Their Hayward home becomes a laboratory and they each add  parts to the  often,  Bradigan Family's Emotional Atomic Bomb. Ironically other kids see the Bradigan's home as an Oasis – a place of peace, laughter, acceptance, philosophical talk and Life direction. 

For Catherine, the world is her oyster.  Yet, with Dawn? Well, she knows  she's not the sharpest tool in the shed. But how they flourish, as teenagers during The Flower-Power 1960's. How they question a president's assassination & the Vietnam War.

At 35 Dawn ploughs a new 'Road in her Life.’ She and her 9-year-old daughter make Australia their new home. No job, no furnishings and very little money... Dawn lives the song's lyrics: 'Don't mess with the girls out here. It's a wild 'n crazy chick frontier...' She savors rainforests, the 'Outback,’ living simply (but fully)...  She passes on that ‘Gift’ given to her by her parents --- to never ever have racial, religious, age, gender or socio-economic prejudices.

Here you'll find each volume's  summary.

​Journalists and readers attest EAGLES OF THE RAINBOW FOREVER is a rare and timely spellbinding saga. It portrays prejudice from a different angle. Cherokee, Irish, German, French and Colonial Americans learn to mesh instead of clash. Solidarity spirals with every mixed marriage; and every sharing of cultural customs, ceremonies, and celebrations.

Its scintillating narrative and captivating characters weave through romances, Nature encounters and stirring adventures, making it a page-turner for a vast readership (https://www.wavesofoneseawriting.com/reviews-of-eagles-of-the-rainbow-forever-volumes-1--2-and-3.html). The Cherokee Trail of Tears, Irish Great Famine and American Civil War could fester bitterness; but the characters opt for betterment.

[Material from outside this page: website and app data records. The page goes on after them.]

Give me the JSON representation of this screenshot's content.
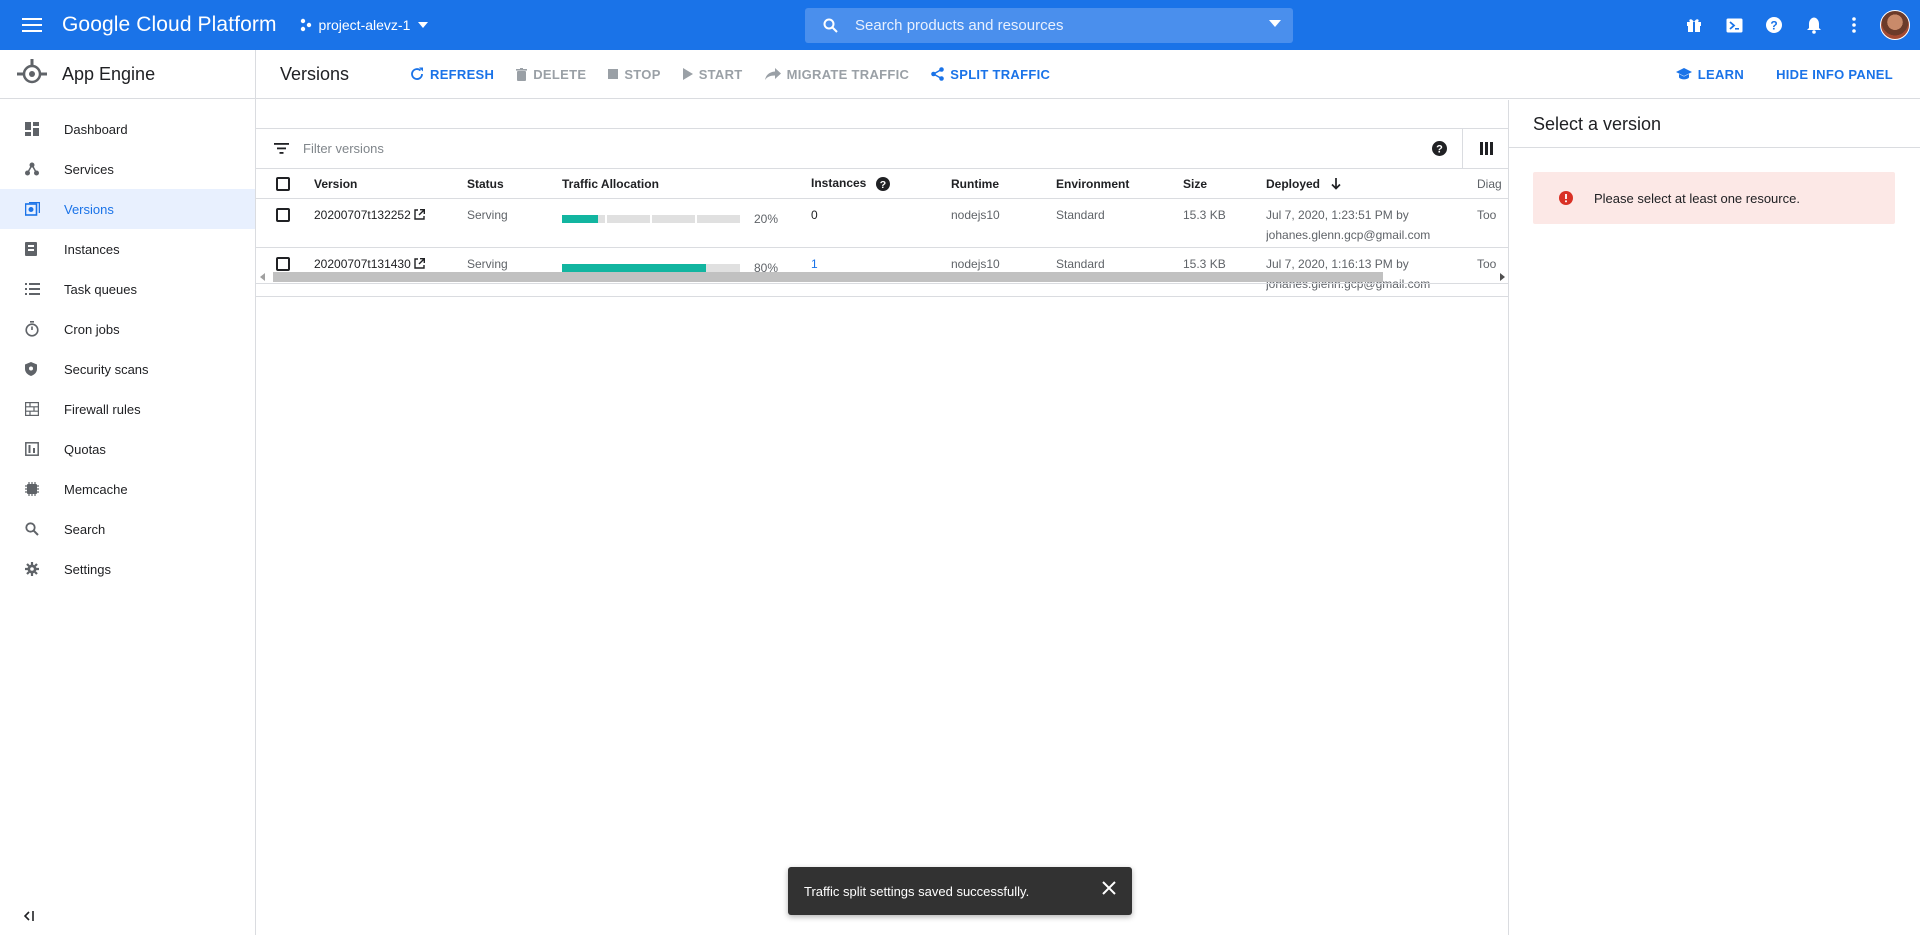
{
  "topbar": {
    "brand": "Google Cloud Platform",
    "project": "project-alevz-1",
    "search_placeholder": "Search products and resources",
    "accent_color": "#1a73e8"
  },
  "sidebar": {
    "title": "App Engine",
    "items": [
      {
        "label": "Dashboard",
        "icon": "dashboard-icon"
      },
      {
        "label": "Services",
        "icon": "services-icon"
      },
      {
        "label": "Versions",
        "icon": "versions-icon",
        "active": true
      },
      {
        "label": "Instances",
        "icon": "instances-icon"
      },
      {
        "label": "Task queues",
        "icon": "list-icon"
      },
      {
        "label": "Cron jobs",
        "icon": "timer-icon"
      },
      {
        "label": "Security scans",
        "icon": "shield-icon"
      },
      {
        "label": "Firewall rules",
        "icon": "firewall-icon"
      },
      {
        "label": "Quotas",
        "icon": "quota-icon"
      },
      {
        "label": "Memcache",
        "icon": "memcache-icon"
      },
      {
        "label": "Search",
        "icon": "search-icon"
      },
      {
        "label": "Settings",
        "icon": "gear-icon"
      }
    ]
  },
  "header": {
    "title": "Versions",
    "actions": {
      "refresh": "REFRESH",
      "delete": "DELETE",
      "stop": "STOP",
      "start": "START",
      "migrate": "MIGRATE TRAFFIC",
      "split": "SPLIT TRAFFIC"
    },
    "learn": "LEARN",
    "hide_panel": "HIDE INFO PANEL"
  },
  "filter": {
    "placeholder": "Filter versions"
  },
  "table": {
    "columns": {
      "version": "Version",
      "status": "Status",
      "traffic": "Traffic Allocation",
      "instances": "Instances",
      "runtime": "Runtime",
      "environment": "Environment",
      "size": "Size",
      "deployed": "Deployed",
      "diagnose": "Diag"
    },
    "rows": [
      {
        "version": "20200707t132252",
        "status": "Serving",
        "traffic_pct": 20,
        "traffic_label": "20%",
        "instances": "0",
        "runtime": "nodejs10",
        "environment": "Standard",
        "size": "15.3 KB",
        "deployed_line1": "Jul 7, 2020, 1:23:51 PM by",
        "deployed_line2": "johanes.glenn.gcp@gmail.com",
        "diagnose": "Too"
      },
      {
        "version": "20200707t131430",
        "status": "Serving",
        "traffic_pct": 80,
        "traffic_label": "80%",
        "instances": "1",
        "runtime": "nodejs10",
        "environment": "Standard",
        "size": "15.3 KB",
        "deployed_line1": "Jul 7, 2020, 1:16:13 PM by",
        "deployed_line2": "johanes.glenn.gcp@gmail.com",
        "diagnose": "Too"
      }
    ]
  },
  "info_panel": {
    "title": "Select a version",
    "alert": "Please select at least one resource."
  },
  "snackbar": {
    "message": "Traffic split settings saved successfully."
  }
}
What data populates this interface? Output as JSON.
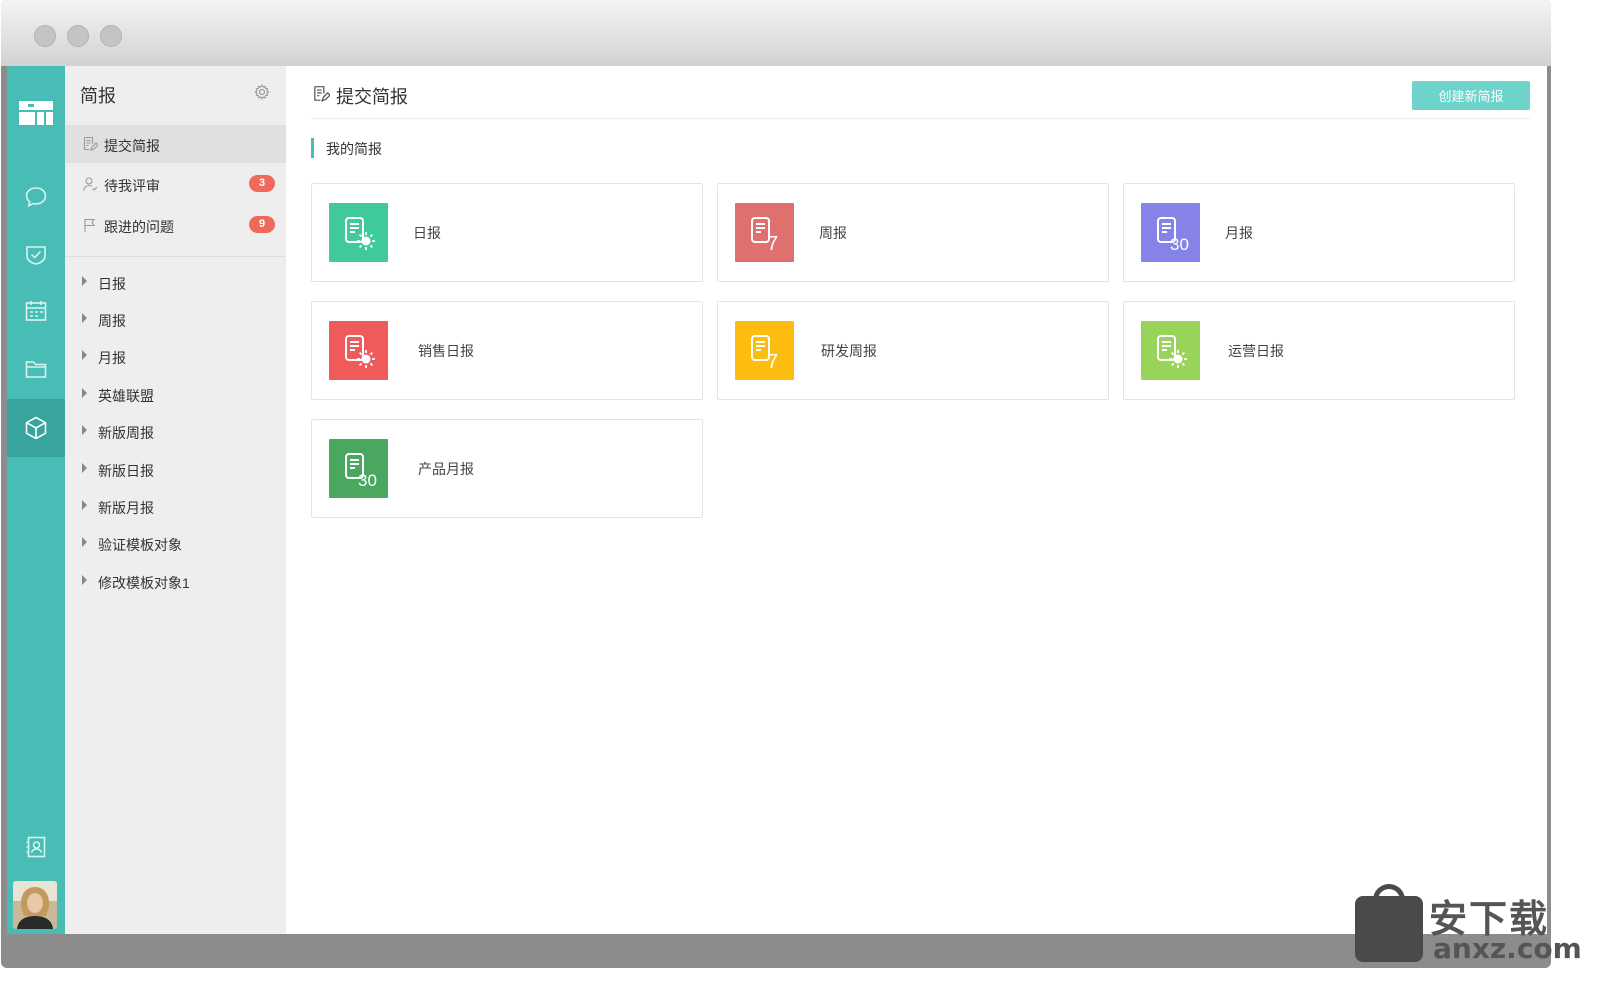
{
  "sidebar": {
    "title": "简报",
    "nav": [
      {
        "label": "提交简报"
      },
      {
        "label": "待我评审",
        "badge": "3"
      },
      {
        "label": "跟进的问题",
        "badge": "9"
      }
    ],
    "tree": [
      "日报",
      "周报",
      "月报",
      "英雄联盟",
      "新版周报",
      "新版日报",
      "新版月报",
      "验证模板对象",
      "修改模板对象1"
    ]
  },
  "main": {
    "title": "提交简报",
    "create_button": "创建新简报",
    "section_title": "我的简报",
    "cards": [
      {
        "label": "日报",
        "icon": "sun",
        "color": "#3fc99c"
      },
      {
        "label": "周报",
        "icon": "7",
        "color": "#e07070"
      },
      {
        "label": "月报",
        "icon": "30",
        "color": "#8583e8"
      },
      {
        "label": "销售日报",
        "icon": "sun",
        "color": "#ef5a5a"
      },
      {
        "label": "研发周报",
        "icon": "7",
        "color": "#fcbd10"
      },
      {
        "label": "运营日报",
        "icon": "sun",
        "color": "#98d35a"
      },
      {
        "label": "产品月报",
        "icon": "30",
        "color": "#4aa760"
      }
    ]
  },
  "colors": {
    "accent": "#47bdb6",
    "badge": "#f06a5b",
    "button": "#6dd3cb"
  },
  "watermark": {
    "line1": "安下载",
    "line2": "anxz.com"
  }
}
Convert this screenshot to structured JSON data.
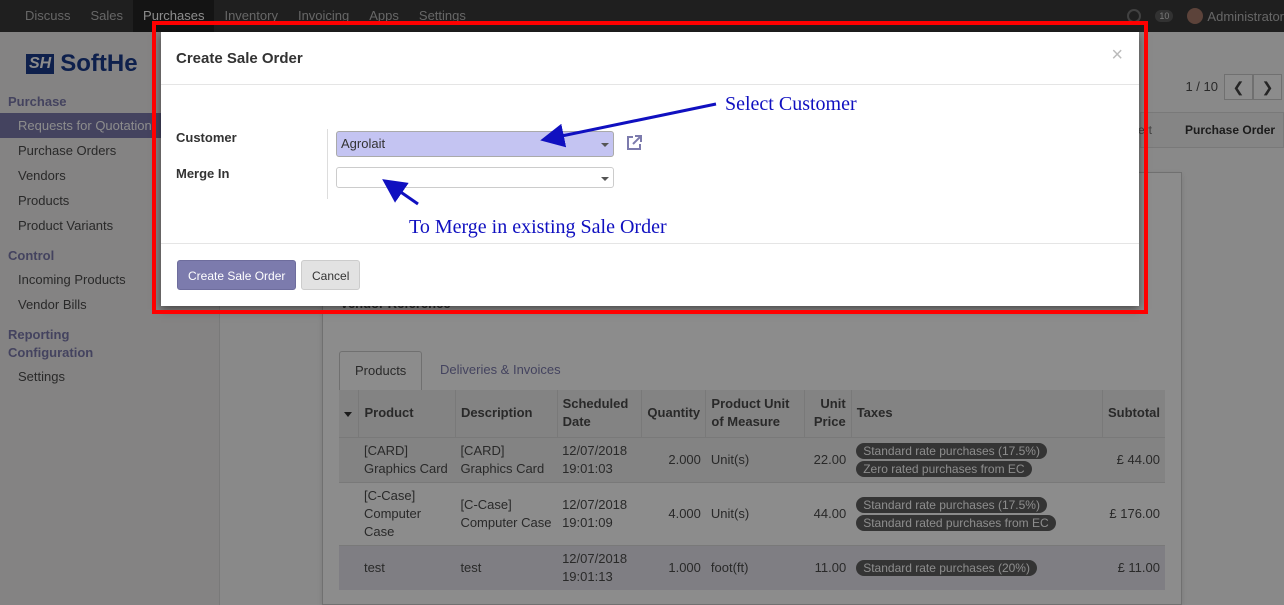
{
  "navbar": {
    "items": [
      {
        "label": "Discuss",
        "active": false
      },
      {
        "label": "Sales",
        "active": false
      },
      {
        "label": "Purchases",
        "active": true
      },
      {
        "label": "Inventory",
        "active": false
      },
      {
        "label": "Invoicing",
        "active": false
      },
      {
        "label": "Apps",
        "active": false
      },
      {
        "label": "Settings",
        "active": false
      }
    ],
    "chat_count": "10",
    "user": "Administrator"
  },
  "sidebar": {
    "logo_text": "SoftHe",
    "sections": [
      {
        "title": "Purchase",
        "items": [
          "Requests for Quotation",
          "Purchase Orders",
          "Vendors",
          "Products",
          "Product Variants"
        ]
      },
      {
        "title": "Control",
        "items": [
          "Incoming Products",
          "Vendor Bills"
        ]
      },
      {
        "title": "Reporting",
        "items": []
      },
      {
        "title": "Configuration",
        "items": [
          "Settings"
        ]
      }
    ],
    "active_item": "Requests for Quotation"
  },
  "main": {
    "pager": "1 / 10",
    "status": [
      "ert",
      "Purchase Order"
    ],
    "vendor_reference_label": "Vendor Reference",
    "tabs": [
      "Products",
      "Deliveries & Invoices"
    ],
    "table": {
      "headers": [
        "Product",
        "Description",
        "Scheduled Date",
        "Quantity",
        "Product Unit of Measure",
        "Unit Price",
        "Taxes",
        "Subtotal"
      ],
      "rows": [
        {
          "product": "[CARD] Graphics Card",
          "description": "[CARD] Graphics Card",
          "date": "12/07/2018 19:01:03",
          "qty": "2.000",
          "uom": "Unit(s)",
          "price": "22.00",
          "taxes": [
            "Standard rate purchases (17.5%)",
            "Zero rated purchases from EC"
          ],
          "subtotal": "£ 44.00"
        },
        {
          "product": "[C-Case] Computer Case",
          "description": "[C-Case] Computer Case",
          "date": "12/07/2018 19:01:09",
          "qty": "4.000",
          "uom": "Unit(s)",
          "price": "44.00",
          "taxes": [
            "Standard rate purchases (17.5%)",
            "Standard rated purchases from EC"
          ],
          "subtotal": "£ 176.00"
        },
        {
          "product": "test",
          "description": "test",
          "date": "12/07/2018 19:01:13",
          "qty": "1.000",
          "uom": "foot(ft)",
          "price": "11.00",
          "taxes": [
            "Standard rate purchases (20%)"
          ],
          "subtotal": "£ 11.00"
        }
      ]
    }
  },
  "dialog": {
    "title": "Create Sale Order",
    "close": "×",
    "customer_label": "Customer",
    "customer_value": "Agrolait",
    "merge_label": "Merge In",
    "merge_value": "",
    "create_button": "Create Sale Order",
    "cancel_button": "Cancel"
  },
  "annotations": {
    "select_customer": "Select Customer",
    "merge_hint": "To Merge in existing Sale Order"
  },
  "colors": {
    "accent": "#7c7bad",
    "navbar": "#3a3a3a",
    "annotation": "#1010c0",
    "frame": "#ff0000"
  }
}
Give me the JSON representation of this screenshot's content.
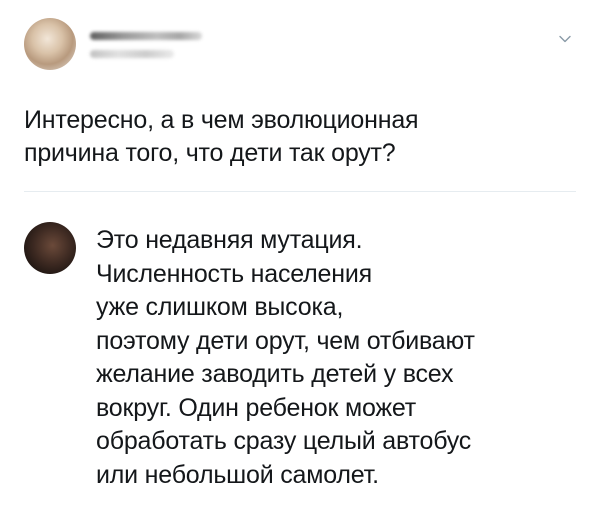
{
  "tweet": {
    "question_lines": [
      "Интересно, а в чем эволюционная",
      "причина того, что дети так орут?"
    ]
  },
  "reply": {
    "lines": [
      "Это недавняя мутация.",
      "Численность населения",
      "уже слишком высока,",
      "поэтому дети орут, чем отбивают",
      "желание заводить детей у всех",
      "вокруг. Один ребенок может",
      "обработать сразу целый автобус",
      "или небольшой самолет."
    ]
  },
  "icons": {
    "menu": "chevron-down-icon"
  },
  "colors": {
    "text": "#14171a",
    "divider": "#e6ecf0",
    "chevron": "#8899a6"
  }
}
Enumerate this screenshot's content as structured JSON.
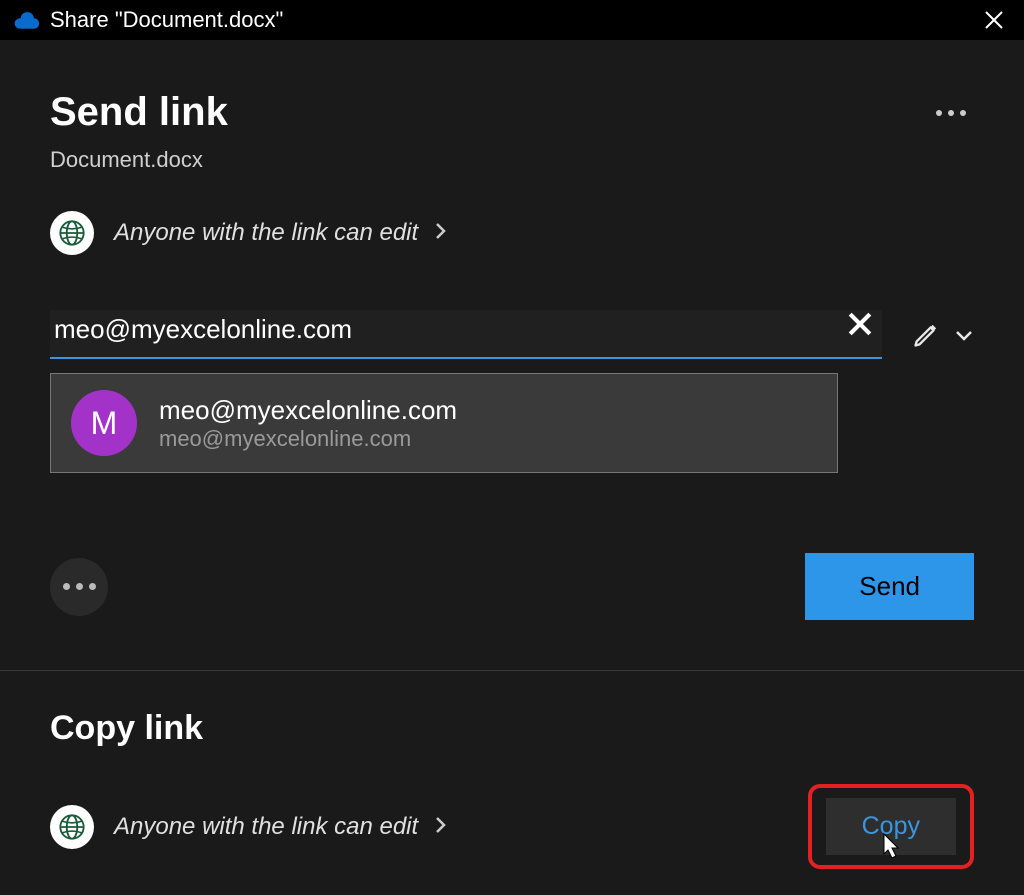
{
  "titleBar": {
    "text": "Share \"Document.docx\""
  },
  "header": {
    "title": "Send link",
    "documentName": "Document.docx"
  },
  "permission": {
    "text": "Anyone with the link can edit"
  },
  "emailInput": {
    "value": "meo@myexcelonline.com"
  },
  "suggestion": {
    "avatarLetter": "M",
    "primary": "meo@myexcelonline.com",
    "secondary": "meo@myexcelonline.com"
  },
  "buttons": {
    "send": "Send",
    "copy": "Copy"
  },
  "copyLink": {
    "title": "Copy link",
    "permissionText": "Anyone with the link can edit"
  }
}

It is a convincing testament that we humans can slay hatred and more than spare harmony. Like the saga’s sagacious characters, we too can eliminate our racial, religious, age, gender and socio-economic prejudices.

It opens on a stifling dawn in 1833. Eleven-year-old First Light doggedly crawls beneath the smoke of burning human flesh. She numbs her innocent heart as she climbs up-and-over her dead fellow Cherokees desperate to find her family whether they are alive or dead. She forces herself to examine their mangled bodies, looking for their Wisdom in Wounding; for that will stoke her tenacity to achieve her two all-consuming new missions. She must annihilate her hatred for white people and awaken her desire to live in harmony with all people. Until she does that, those massacred Cherokees are trapped in ‘Where the Dog Runs’ (Purgatory) instead of taken to the Upper World (Heaven). Obsessed with freeing them and finding a new homeland, she becomes a lone wolf; and any Cherokees she meets treat her as an untouchable. Every dawn she is plagued with self-doubt. Can I, someone who is all alone, escape? Can I, someone all alone, find a new homeland for my fellow Cherokees?    

Weddings, funerals, the Cherokee Seven Sacred Ceremonies, Christmas, Saint Patrick’s Day, and more, meld them in joyous unity. Nature becomes God’s church. A ten-year-old’s Rite of Passage proves we learn wisdom from both young and old. Men and women no longer have gender-set tasks. All learn the riches people are those who know the difference between wants and needs. No wonder many journalist acclaim EAGLES OF THE RAINBOW FOREVER is a unique template for world peace, with unity in diversity as its foundation (https://www.wavesofoneseawriting.com/multi-media-coverage-received.html).



The whole trilogy is 1,964 pages.